Lucy Larcom’s family moved to Lowell from Beverly when she was eleven years old and where she worked in a mill until she was 21. Her early writing appeared in the Operative Magazine and in The Lowell Offering, periodicals run by female factory workers. Impressed by her work, the poet John Greenleaf Whittier encouraged Larcom, and later became her literary mentor. Although she continued to write, Larcom taught for many years, first in Illinois and then at Wheaton Seminary in Norton. She finally started writing full-time 1865 when she became the editor of Our Young Folks, where she worked until 1873. Her autobiography, A New England Girlhood
(1889), serves as the quintessential story of a young girl’s experience while growing up in the cotton mills of Lowell.
The volume is open to “The River”, one of the first poems Larcom wrote when she was a “Lowell mill girl.”
Larcom presented this copy of A New England Girlhood to Ada Elise Locke, who within its pages pressed leaves that she had gathered when she and Larcom spent time together in 1888.
A writer of countless poems, magazine articles, and children’s stories, Larcom was deeply religious and toward the end of her life wrote three books about her Christian beliefs.
Sarah Wyman Whitman designed this lovely book cover.
An independent woman with a strong sense of autonomy, Larcom cherished her freedom. She also acknowledged its drawbacks--her frequent movements left her without a permanent home.
The first of October I expect to venture back! I shall be in Beverly this autumn, but do not know where I shall be the winter; probably not in Boston. I may have to spend the rest of my life looking for a home.
Larcom made many literary contributions in her lifetime; but, as she hoped, it is A New England Girlhood that has remained her most memorable and valued work:
I thought you would be interested in my childhood. I am not quite sure whether it was well to write it; but if it will be of service to anybody, I suppose it was well!
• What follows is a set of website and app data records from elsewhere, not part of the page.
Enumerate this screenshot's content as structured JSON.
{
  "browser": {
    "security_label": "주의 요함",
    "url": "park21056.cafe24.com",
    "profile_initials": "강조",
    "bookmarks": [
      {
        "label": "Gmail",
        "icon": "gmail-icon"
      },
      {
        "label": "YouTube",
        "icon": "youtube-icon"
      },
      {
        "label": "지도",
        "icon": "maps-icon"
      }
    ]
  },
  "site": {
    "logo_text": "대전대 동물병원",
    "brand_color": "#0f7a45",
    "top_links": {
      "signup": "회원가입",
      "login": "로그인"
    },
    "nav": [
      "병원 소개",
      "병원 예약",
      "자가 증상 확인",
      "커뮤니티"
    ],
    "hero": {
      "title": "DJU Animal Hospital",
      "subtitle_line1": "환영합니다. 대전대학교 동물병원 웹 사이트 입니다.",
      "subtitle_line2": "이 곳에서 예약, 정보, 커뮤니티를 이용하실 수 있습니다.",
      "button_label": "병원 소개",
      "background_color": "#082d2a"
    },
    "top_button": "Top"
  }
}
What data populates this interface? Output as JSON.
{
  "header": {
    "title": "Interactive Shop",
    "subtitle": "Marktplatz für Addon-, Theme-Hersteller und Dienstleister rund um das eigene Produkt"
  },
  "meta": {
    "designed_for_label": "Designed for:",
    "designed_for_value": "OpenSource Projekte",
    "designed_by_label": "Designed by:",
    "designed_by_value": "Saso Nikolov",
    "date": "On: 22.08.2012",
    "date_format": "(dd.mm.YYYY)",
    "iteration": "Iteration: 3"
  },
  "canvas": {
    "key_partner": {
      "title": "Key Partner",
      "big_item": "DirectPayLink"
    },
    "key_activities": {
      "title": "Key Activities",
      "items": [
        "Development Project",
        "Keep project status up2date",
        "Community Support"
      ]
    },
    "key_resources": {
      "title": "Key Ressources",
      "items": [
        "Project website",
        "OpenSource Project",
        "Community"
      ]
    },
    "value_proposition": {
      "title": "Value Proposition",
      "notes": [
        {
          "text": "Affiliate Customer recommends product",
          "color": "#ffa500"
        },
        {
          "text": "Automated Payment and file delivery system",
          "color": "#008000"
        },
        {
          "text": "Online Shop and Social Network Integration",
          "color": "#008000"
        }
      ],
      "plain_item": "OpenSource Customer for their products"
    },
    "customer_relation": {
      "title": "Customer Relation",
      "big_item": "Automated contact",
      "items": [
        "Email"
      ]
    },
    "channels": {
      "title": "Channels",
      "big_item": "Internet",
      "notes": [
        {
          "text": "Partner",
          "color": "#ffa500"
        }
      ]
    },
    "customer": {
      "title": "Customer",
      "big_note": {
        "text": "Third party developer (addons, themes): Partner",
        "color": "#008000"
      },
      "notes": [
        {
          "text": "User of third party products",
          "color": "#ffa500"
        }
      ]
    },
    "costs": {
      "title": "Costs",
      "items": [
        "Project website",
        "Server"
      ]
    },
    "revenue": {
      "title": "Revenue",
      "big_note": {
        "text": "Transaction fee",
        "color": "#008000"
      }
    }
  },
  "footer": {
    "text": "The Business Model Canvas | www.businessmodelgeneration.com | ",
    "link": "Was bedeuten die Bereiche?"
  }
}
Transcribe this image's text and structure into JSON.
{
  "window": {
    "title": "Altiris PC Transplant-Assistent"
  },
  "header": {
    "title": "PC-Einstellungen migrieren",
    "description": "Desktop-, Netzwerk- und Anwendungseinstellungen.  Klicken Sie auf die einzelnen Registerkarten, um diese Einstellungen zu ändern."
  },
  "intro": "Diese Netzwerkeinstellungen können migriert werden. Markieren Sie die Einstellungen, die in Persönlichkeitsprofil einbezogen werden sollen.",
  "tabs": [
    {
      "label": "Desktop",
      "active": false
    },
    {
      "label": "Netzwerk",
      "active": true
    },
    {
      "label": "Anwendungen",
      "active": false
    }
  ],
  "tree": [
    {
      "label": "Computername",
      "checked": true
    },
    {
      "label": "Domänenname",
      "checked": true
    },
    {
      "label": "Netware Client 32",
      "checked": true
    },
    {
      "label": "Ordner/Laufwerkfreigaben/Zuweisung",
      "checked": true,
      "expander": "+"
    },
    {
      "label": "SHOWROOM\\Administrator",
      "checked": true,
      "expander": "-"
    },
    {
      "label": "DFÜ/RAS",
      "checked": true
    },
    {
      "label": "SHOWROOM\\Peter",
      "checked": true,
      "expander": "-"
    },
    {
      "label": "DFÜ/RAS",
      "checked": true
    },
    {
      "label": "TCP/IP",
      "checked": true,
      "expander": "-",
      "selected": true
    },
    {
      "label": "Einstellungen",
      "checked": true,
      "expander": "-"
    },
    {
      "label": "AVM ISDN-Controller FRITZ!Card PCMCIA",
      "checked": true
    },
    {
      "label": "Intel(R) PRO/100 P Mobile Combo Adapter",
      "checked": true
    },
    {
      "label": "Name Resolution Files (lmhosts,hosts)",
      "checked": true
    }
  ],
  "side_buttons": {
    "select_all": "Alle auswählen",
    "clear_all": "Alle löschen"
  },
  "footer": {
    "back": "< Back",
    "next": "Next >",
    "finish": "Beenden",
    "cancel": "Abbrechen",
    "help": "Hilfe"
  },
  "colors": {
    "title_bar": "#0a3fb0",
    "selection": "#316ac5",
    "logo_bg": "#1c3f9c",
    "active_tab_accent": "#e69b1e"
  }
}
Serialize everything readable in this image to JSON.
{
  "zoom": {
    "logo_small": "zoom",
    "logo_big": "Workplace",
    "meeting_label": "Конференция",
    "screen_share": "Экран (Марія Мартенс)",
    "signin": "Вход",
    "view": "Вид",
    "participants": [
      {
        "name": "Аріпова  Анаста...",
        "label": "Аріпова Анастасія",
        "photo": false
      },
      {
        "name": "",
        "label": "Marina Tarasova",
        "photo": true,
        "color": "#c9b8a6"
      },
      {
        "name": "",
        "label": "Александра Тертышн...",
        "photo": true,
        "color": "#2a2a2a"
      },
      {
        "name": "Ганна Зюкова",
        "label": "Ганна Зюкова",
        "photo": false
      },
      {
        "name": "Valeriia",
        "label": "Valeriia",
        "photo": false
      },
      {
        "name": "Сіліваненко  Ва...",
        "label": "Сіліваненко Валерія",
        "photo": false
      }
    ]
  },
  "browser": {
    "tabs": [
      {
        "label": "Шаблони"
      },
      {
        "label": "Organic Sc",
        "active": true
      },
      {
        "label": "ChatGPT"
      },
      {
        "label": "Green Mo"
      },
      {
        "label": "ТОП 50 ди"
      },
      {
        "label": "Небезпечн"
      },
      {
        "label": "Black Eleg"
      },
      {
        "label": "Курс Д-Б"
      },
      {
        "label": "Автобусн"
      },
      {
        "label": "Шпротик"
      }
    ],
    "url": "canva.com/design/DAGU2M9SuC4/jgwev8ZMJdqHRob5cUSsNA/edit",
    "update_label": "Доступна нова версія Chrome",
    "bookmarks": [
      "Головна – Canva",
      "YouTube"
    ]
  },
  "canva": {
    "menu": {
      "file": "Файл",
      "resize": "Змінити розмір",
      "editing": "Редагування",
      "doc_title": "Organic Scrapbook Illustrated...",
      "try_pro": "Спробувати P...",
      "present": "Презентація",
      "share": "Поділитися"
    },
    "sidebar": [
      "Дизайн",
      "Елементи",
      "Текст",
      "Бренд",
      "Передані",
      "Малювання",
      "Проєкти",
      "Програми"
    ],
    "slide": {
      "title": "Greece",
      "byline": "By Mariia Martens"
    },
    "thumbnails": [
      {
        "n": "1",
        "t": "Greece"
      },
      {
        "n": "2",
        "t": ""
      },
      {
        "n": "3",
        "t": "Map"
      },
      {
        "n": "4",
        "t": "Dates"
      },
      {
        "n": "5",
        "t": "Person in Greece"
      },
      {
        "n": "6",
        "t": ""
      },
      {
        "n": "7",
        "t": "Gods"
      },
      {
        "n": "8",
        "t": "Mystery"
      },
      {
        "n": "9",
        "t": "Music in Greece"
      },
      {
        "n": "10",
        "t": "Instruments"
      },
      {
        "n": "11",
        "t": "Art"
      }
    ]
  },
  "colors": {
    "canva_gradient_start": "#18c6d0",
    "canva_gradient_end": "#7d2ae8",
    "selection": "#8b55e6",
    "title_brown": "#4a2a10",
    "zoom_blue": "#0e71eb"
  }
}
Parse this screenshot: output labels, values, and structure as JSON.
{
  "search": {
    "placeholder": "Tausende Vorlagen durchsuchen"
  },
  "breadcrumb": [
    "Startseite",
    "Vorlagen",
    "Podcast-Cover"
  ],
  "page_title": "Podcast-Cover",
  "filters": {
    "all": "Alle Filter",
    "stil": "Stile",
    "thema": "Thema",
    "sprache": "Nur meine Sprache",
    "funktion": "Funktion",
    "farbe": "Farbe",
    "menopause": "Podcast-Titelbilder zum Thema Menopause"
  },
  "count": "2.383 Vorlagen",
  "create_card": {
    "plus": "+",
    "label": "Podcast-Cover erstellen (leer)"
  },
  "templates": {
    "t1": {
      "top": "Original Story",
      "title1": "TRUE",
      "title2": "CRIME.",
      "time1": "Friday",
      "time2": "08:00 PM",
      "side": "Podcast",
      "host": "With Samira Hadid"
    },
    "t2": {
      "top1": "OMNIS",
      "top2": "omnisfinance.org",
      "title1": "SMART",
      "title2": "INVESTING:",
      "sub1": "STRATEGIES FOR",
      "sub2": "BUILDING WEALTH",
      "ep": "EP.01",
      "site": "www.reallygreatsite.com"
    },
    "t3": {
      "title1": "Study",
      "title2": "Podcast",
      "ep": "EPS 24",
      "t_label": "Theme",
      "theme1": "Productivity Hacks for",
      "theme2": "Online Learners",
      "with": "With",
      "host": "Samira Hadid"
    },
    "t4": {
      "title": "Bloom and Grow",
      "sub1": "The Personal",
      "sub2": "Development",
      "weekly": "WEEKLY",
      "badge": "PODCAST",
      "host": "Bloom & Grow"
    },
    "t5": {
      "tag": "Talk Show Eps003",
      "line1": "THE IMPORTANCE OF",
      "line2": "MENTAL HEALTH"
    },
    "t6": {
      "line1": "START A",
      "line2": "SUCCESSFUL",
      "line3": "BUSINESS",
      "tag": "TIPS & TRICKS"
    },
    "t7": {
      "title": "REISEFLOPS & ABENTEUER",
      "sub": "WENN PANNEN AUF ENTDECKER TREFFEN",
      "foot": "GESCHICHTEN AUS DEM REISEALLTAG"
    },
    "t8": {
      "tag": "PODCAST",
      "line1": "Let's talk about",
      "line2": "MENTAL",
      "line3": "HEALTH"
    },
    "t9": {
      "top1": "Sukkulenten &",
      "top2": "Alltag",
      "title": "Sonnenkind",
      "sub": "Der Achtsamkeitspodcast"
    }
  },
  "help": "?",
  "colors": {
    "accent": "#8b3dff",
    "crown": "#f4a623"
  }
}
Perhaps it will have some value as a history of times now rapidly changing. And I wrote of myself as if I were some other child - the time is so far away.